__About this exercise__:
In the entries below, count the lines holding "placeholder". Reply with the number only.

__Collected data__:
******
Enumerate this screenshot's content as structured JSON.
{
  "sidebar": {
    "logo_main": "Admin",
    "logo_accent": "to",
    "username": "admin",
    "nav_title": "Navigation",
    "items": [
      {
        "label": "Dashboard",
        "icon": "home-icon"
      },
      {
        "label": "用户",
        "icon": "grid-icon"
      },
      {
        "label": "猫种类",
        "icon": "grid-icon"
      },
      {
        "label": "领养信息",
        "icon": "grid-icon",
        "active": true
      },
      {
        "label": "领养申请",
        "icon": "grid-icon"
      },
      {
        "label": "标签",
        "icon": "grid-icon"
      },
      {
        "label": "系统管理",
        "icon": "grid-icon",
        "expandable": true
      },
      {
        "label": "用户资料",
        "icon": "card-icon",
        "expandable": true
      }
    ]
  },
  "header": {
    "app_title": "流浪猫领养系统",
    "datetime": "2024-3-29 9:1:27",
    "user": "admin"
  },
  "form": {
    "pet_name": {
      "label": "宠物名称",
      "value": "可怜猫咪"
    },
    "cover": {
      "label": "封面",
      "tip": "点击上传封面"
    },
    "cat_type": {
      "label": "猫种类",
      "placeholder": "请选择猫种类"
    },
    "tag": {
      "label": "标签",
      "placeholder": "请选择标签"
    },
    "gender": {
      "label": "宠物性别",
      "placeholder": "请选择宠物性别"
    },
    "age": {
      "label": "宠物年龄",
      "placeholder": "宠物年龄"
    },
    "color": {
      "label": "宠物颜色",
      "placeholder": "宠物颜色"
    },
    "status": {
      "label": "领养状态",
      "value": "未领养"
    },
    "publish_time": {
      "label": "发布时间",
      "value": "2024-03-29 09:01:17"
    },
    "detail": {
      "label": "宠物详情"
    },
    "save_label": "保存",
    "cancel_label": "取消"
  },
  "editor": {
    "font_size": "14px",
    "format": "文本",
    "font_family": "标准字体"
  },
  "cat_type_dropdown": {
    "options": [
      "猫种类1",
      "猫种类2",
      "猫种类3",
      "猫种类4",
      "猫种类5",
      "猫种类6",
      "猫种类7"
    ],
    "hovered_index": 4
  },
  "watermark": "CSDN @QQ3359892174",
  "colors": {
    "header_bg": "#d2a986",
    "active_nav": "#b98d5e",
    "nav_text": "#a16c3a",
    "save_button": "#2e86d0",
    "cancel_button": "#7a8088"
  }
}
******
__Result of this task__:
5